◆ Aim of the exercise ◆
Nothing in the records should differ when you write them out again.

Items from an interface collection
....................
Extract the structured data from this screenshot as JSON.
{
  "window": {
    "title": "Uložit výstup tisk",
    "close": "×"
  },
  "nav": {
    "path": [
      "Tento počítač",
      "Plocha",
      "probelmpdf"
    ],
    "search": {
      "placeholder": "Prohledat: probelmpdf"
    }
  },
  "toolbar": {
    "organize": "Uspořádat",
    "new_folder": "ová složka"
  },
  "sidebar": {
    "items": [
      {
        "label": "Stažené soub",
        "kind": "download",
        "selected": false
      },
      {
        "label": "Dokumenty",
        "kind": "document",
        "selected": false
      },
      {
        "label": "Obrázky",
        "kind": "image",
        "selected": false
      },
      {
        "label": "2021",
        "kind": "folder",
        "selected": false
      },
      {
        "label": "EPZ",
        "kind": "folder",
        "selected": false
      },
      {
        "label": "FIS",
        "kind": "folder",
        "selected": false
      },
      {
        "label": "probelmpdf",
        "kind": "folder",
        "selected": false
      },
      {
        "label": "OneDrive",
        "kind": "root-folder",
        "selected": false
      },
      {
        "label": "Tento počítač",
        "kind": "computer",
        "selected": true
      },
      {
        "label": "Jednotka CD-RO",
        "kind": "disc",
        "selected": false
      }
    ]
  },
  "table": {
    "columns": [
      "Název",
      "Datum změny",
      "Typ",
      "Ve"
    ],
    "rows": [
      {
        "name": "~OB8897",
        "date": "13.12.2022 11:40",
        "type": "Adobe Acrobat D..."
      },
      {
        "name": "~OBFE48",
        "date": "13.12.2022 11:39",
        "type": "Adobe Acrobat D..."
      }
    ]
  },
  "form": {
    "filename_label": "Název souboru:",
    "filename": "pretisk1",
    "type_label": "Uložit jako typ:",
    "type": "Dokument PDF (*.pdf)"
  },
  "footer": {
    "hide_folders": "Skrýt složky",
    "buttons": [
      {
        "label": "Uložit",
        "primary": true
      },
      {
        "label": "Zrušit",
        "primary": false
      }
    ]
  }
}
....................
◆ Finished exercise ◆
Extract the structured data from this screenshot as JSON.
{
  "window": {
    "title": "Uložit výstup tisk",
    "close": "×"
  },
  "nav": {
    "path": [
      "Tento počítač",
      "Plocha",
      "probelmpdf"
    ],
    "search": {
      "placeholder": "Prohledat: probelmpdf"
    }
  },
  "toolbar": {
    "organize": "Uspořádat",
    "new_folder": "ová složka"
  },
  "sidebar": {
    "items": [
      {
        "label": "Stažené soub",
        "kind": "download",
        "selected": false
      },
      {
        "label": "Dokumenty",
        "kind": "document",
        "selected": false
      },
      {
        "label": "Obrázky",
        "kind": "image",
        "selected": false
      },
      {
        "label": "2021",
        "kind": "folder",
        "selected": false
      },
      {
        "label": "EPZ",
        "kind": "folder",
        "selected": false
      },
      {
        "label": "FIS",
        "kind": "folder",
        "selected": false
      },
      {
        "label": "probelmpdf",
        "kind": "folder",
        "selected": false
      },
      {
        "label": "OneDrive",
        "kind": "root-folder",
        "selected": false
      },
      {
        "label": "Tento počítač",
        "kind": "computer",
        "selected": true
      },
      {
        "label": "Jednotka CD-RO",
        "kind": "disc",
        "selected": false
      }
    ]
  },
  "table": {
    "columns": [
      "Název",
      "Datum změny",
      "Typ",
      "Ve"
    ],
    "rows": [
      {
        "name": "~OB8897",
        "date": "13.12.2022 11:40",
        "type": "Adobe Acrobat D..."
      },
      {
        "name": "~OBFE48",
        "date": "13.12.2022 11:39",
        "type": "Adobe Acrobat D..."
      }
    ]
  },
  "form": {
    "filename_label": "Název souboru:",
    "filename": "pretisk1",
    "type_label": "Uložit jako typ:",
    "type": "Dokument PDF (*.pdf)"
  },
  "footer": {
    "hide_folders": "Skrýt složky",
    "buttons": [
      {
        "label": "Uložit",
        "primary": true
      },
      {
        "label": "Zrušit",
        "primary": false
      }
    ]
  }
}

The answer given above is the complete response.